- _Goal of the exercise_:
For this exercise, repeat the whole listing below exactly. Leave the pictures out.

- _Records shown_:
____________
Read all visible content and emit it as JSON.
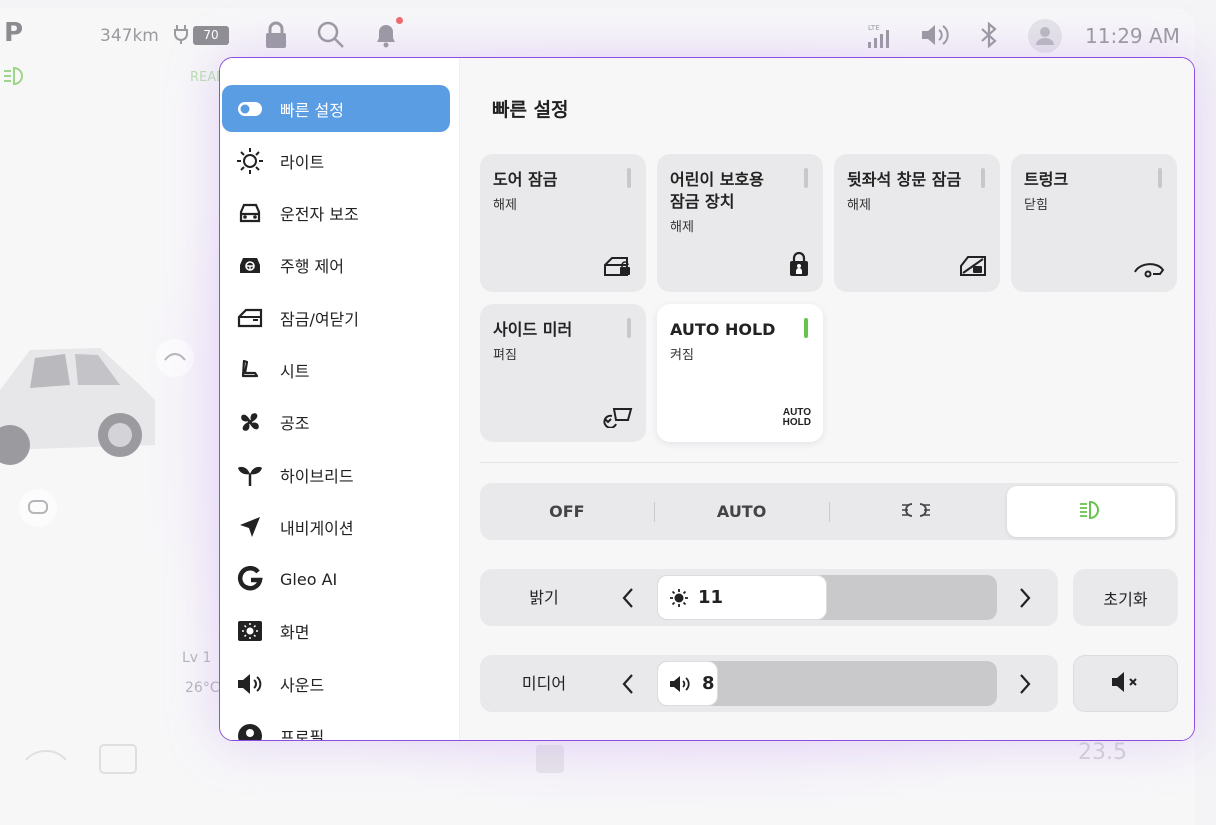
{
  "status_bar": {
    "gear": "P",
    "range": "347km",
    "battery_level": "70",
    "time": "11:29 AM",
    "network": "LTE",
    "icons": [
      "lock-icon",
      "search-icon",
      "bell-icon",
      "signal-icon",
      "volume-icon",
      "bluetooth-icon",
      "avatar-icon"
    ]
  },
  "background": {
    "ready_label": "READ",
    "level": "Lv 1",
    "temp_left": "26°C",
    "temp_right": "23.5"
  },
  "sidebar": {
    "items": [
      {
        "label": "빠른 설정",
        "icon": "toggle-icon",
        "active": true
      },
      {
        "label": "라이트",
        "icon": "sun-icon",
        "active": false
      },
      {
        "label": "운전자 보조",
        "icon": "car-front-icon",
        "active": false
      },
      {
        "label": "주행 제어",
        "icon": "car-steering-icon",
        "active": false
      },
      {
        "label": "잠금/여닫기",
        "icon": "door-icon",
        "active": false
      },
      {
        "label": "시트",
        "icon": "seat-icon",
        "active": false
      },
      {
        "label": "공조",
        "icon": "fan-icon",
        "active": false
      },
      {
        "label": "하이브리드",
        "icon": "sprout-icon",
        "active": false
      },
      {
        "label": "내비게이션",
        "icon": "navigation-arrow-icon",
        "active": false
      },
      {
        "label": "Gleo AI",
        "icon": "gleo-ai-icon",
        "active": false
      },
      {
        "label": "화면",
        "icon": "display-brightness-icon",
        "active": false
      },
      {
        "label": "사운드",
        "icon": "speaker-icon",
        "active": false
      },
      {
        "label": "프로필",
        "icon": "profile-icon",
        "active": false
      }
    ]
  },
  "quick_settings": {
    "title": "빠른 설정",
    "tiles": [
      {
        "title": "도어 잠금",
        "status": "해제",
        "icon": "door-unlock-icon",
        "on": false
      },
      {
        "title": "어린이 보호용\n잠금 장치",
        "title_line1": "어린이 보호용",
        "title_line2": "잠금 장치",
        "status": "해제",
        "icon": "child-lock-icon",
        "on": false
      },
      {
        "title": "뒷좌석 창문 잠금",
        "status": "해제",
        "icon": "window-lock-icon",
        "on": false
      },
      {
        "title": "트렁크",
        "status": "닫힘",
        "icon": "trunk-icon",
        "on": false
      },
      {
        "title": "사이드 미러",
        "status": "펴짐",
        "icon": "side-mirror-icon",
        "on": false
      },
      {
        "title": "AUTO HOLD",
        "status": "켜짐",
        "icon": "auto-hold-icon",
        "icon_text_1": "AUTO",
        "icon_text_2": "HOLD",
        "on": true
      }
    ]
  },
  "light_mode": {
    "options": [
      {
        "label": "OFF",
        "icon": null
      },
      {
        "label": "AUTO",
        "icon": null
      },
      {
        "label": "",
        "icon": "parking-light-icon"
      },
      {
        "label": "",
        "icon": "headlight-icon"
      }
    ],
    "selected_index": 3,
    "accent": "#68c34e"
  },
  "brightness": {
    "label": "밝기",
    "value": "11",
    "fraction": 0.5,
    "reset_label": "초기화"
  },
  "media": {
    "label": "미디어",
    "value": "8",
    "fraction": 0.18
  },
  "colors": {
    "active_blue": "#5b9de3",
    "modal_border": "#8a4ee0",
    "green": "#68c34e"
  }
}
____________
- _Response area_:
Read all visible content and emit it as JSON.
{
  "status_bar": {
    "gear": "P",
    "range": "347km",
    "battery_level": "70",
    "time": "11:29 AM",
    "network": "LTE",
    "icons": [
      "lock-icon",
      "search-icon",
      "bell-icon",
      "signal-icon",
      "volume-icon",
      "bluetooth-icon",
      "avatar-icon"
    ]
  },
  "background": {
    "ready_label": "READ",
    "level": "Lv 1",
    "temp_left": "26°C",
    "temp_right": "23.5"
  },
  "sidebar": {
    "items": [
      {
        "label": "빠른 설정",
        "icon": "toggle-icon",
        "active": true
      },
      {
        "label": "라이트",
        "icon": "sun-icon",
        "active": false
      },
      {
        "label": "운전자 보조",
        "icon": "car-front-icon",
        "active": false
      },
      {
        "label": "주행 제어",
        "icon": "car-steering-icon",
        "active": false
      },
      {
        "label": "잠금/여닫기",
        "icon": "door-icon",
        "active": false
      },
      {
        "label": "시트",
        "icon": "seat-icon",
        "active": false
      },
      {
        "label": "공조",
        "icon": "fan-icon",
        "active": false
      },
      {
        "label": "하이브리드",
        "icon": "sprout-icon",
        "active": false
      },
      {
        "label": "내비게이션",
        "icon": "navigation-arrow-icon",
        "active": false
      },
      {
        "label": "Gleo AI",
        "icon": "gleo-ai-icon",
        "active": false
      },
      {
        "label": "화면",
        "icon": "display-brightness-icon",
        "active": false
      },
      {
        "label": "사운드",
        "icon": "speaker-icon",
        "active": false
      },
      {
        "label": "프로필",
        "icon": "profile-icon",
        "active": false
      }
    ]
  },
  "quick_settings": {
    "title": "빠른 설정",
    "tiles": [
      {
        "title": "도어 잠금",
        "status": "해제",
        "icon": "door-unlock-icon",
        "on": false
      },
      {
        "title": "어린이 보호용\n잠금 장치",
        "title_line1": "어린이 보호용",
        "title_line2": "잠금 장치",
        "status": "해제",
        "icon": "child-lock-icon",
        "on": false
      },
      {
        "title": "뒷좌석 창문 잠금",
        "status": "해제",
        "icon": "window-lock-icon",
        "on": false
      },
      {
        "title": "트렁크",
        "status": "닫힘",
        "icon": "trunk-icon",
        "on": false
      },
      {
        "title": "사이드 미러",
        "status": "펴짐",
        "icon": "side-mirror-icon",
        "on": false
      },
      {
        "title": "AUTO HOLD",
        "status": "켜짐",
        "icon": "auto-hold-icon",
        "icon_text_1": "AUTO",
        "icon_text_2": "HOLD",
        "on": true
      }
    ]
  },
  "light_mode": {
    "options": [
      {
        "label": "OFF",
        "icon": null
      },
      {
        "label": "AUTO",
        "icon": null
      },
      {
        "label": "",
        "icon": "parking-light-icon"
      },
      {
        "label": "",
        "icon": "headlight-icon"
      }
    ],
    "selected_index": 3,
    "accent": "#68c34e"
  },
  "brightness": {
    "label": "밝기",
    "value": "11",
    "fraction": 0.5,
    "reset_label": "초기화"
  },
  "media": {
    "label": "미디어",
    "value": "8",
    "fraction": 0.18
  },
  "colors": {
    "active_blue": "#5b9de3",
    "modal_border": "#8a4ee0",
    "green": "#68c34e"
  }
}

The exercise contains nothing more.